# Work instruction
All records after this line are to be returned verbatim.

══════

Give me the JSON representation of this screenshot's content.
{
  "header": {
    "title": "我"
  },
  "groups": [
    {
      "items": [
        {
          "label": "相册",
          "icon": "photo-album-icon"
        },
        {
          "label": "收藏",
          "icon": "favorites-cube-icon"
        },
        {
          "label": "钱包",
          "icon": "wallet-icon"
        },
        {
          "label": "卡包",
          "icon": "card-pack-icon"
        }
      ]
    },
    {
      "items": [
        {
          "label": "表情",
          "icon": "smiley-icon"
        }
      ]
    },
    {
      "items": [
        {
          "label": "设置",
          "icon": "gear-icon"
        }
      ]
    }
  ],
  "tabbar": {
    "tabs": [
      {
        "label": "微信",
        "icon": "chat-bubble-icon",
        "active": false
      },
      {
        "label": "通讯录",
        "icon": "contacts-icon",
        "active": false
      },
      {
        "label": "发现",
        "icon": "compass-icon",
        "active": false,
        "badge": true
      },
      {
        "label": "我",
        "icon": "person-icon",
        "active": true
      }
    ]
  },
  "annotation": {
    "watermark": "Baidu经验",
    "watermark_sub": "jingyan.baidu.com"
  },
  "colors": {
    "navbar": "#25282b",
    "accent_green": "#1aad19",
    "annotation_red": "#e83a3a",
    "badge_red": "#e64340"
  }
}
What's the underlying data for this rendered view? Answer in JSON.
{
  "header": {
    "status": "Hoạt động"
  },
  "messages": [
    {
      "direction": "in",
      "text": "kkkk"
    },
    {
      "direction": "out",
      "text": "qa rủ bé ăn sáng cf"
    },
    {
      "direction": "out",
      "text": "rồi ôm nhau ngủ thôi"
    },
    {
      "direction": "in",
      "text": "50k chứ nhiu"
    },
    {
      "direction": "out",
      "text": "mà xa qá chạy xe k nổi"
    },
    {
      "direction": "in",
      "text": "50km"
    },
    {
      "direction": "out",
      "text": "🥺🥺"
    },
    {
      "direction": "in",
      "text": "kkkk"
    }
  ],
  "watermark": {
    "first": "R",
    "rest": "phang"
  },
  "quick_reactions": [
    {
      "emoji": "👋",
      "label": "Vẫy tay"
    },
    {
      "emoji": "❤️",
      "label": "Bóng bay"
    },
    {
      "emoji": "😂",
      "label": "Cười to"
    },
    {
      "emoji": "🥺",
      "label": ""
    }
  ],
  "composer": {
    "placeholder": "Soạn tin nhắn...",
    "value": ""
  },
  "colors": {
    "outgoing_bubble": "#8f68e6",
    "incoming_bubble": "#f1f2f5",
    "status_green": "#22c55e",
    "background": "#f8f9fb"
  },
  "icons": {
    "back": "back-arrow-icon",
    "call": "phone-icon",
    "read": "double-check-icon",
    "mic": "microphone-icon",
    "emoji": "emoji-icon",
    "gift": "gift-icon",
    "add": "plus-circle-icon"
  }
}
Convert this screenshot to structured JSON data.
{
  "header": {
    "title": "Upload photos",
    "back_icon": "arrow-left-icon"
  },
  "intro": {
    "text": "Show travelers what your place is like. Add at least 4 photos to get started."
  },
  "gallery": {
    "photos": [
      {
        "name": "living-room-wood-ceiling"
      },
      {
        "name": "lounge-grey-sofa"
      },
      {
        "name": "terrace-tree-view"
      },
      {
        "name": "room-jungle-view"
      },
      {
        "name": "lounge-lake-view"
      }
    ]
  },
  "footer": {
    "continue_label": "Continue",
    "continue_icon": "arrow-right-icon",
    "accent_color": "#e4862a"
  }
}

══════

# Written solution
Give me the JSON representation of this screenshot's content.
{
  "header": {
    "title": "我"
  },
  "groups": [
    {
      "items": [
        {
          "label": "相册",
          "icon": "photo-album-icon"
        },
        {
          "label": "收藏",
          "icon": "favorites-cube-icon"
        },
        {
          "label": "钱包",
          "icon": "wallet-icon"
        },
        {
          "label": "卡包",
          "icon": "card-pack-icon"
        }
      ]
    },
    {
      "items": [
        {
          "label": "表情",
          "icon": "smiley-icon"
        }
      ]
    },
    {
      "items": [
        {
          "label": "设置",
          "icon": "gear-icon"
        }
      ]
    }
  ],
  "tabbar": {
    "tabs": [
      {
        "label": "微信",
        "icon": "chat-bubble-icon",
        "active": false
      },
      {
        "label": "通讯录",
        "icon": "contacts-icon",
        "active": false
      },
      {
        "label": "发现",
        "icon": "compass-icon",
        "active": false,
        "badge": true
      },
      {
        "label": "我",
        "icon": "person-icon",
        "active": true
      }
    ]
  },
  "annotation": {
    "watermark": "Baidu经验",
    "watermark_sub": "jingyan.baidu.com"
  },
  "colors": {
    "navbar": "#25282b",
    "accent_green": "#1aad19",
    "annotation_red": "#e83a3a",
    "badge_red": "#e64340"
  }
}
What's the underlying data for this rendered view? Answer in JSON.
{
  "header": {
    "status": "Hoạt động"
  },
  "messages": [
    {
      "direction": "in",
      "text": "kkkk"
    },
    {
      "direction": "out",
      "text": "qa rủ bé ăn sáng cf"
    },
    {
      "direction": "out",
      "text": "rồi ôm nhau ngủ thôi"
    },
    {
      "direction": "in",
      "text": "50k chứ nhiu"
    },
    {
      "direction": "out",
      "text": "mà xa qá chạy xe k nổi"
    },
    {
      "direction": "in",
      "text": "50km"
    },
    {
      "direction": "out",
      "text": "🥺🥺"
    },
    {
      "direction": "in",
      "text": "kkkk"
    }
  ],
  "watermark": {
    "first": "R",
    "rest": "phang"
  },
  "quick_reactions": [
    {
      "emoji": "👋",
      "label": "Vẫy tay"
    },
    {
      "emoji": "❤️",
      "label": "Bóng bay"
    },
    {
      "emoji": "😂",
      "label": "Cười to"
    },
    {
      "emoji": "🥺",
      "label": ""
    }
  ],
  "composer": {
    "placeholder": "Soạn tin nhắn...",
    "value": ""
  },
  "colors": {
    "outgoing_bubble": "#8f68e6",
    "incoming_bubble": "#f1f2f5",
    "status_green": "#22c55e",
    "background": "#f8f9fb"
  },
  "icons": {
    "back": "back-arrow-icon",
    "call": "phone-icon",
    "read": "double-check-icon",
    "mic": "microphone-icon",
    "emoji": "emoji-icon",
    "gift": "gift-icon",
    "add": "plus-circle-icon"
  }
}
Convert this screenshot to structured JSON data.
{
  "header": {
    "title": "Upload photos",
    "back_icon": "arrow-left-icon"
  },
  "intro": {
    "text": "Show travelers what your place is like. Add at least 4 photos to get started."
  },
  "gallery": {
    "photos": [
      {
        "name": "living-room-wood-ceiling"
      },
      {
        "name": "lounge-grey-sofa"
      },
      {
        "name": "terrace-tree-view"
      },
      {
        "name": "room-jungle-view"
      },
      {
        "name": "lounge-lake-view"
      }
    ]
  },
  "footer": {
    "continue_label": "Continue",
    "continue_icon": "arrow-right-icon",
    "accent_color": "#e4862a"
  }
}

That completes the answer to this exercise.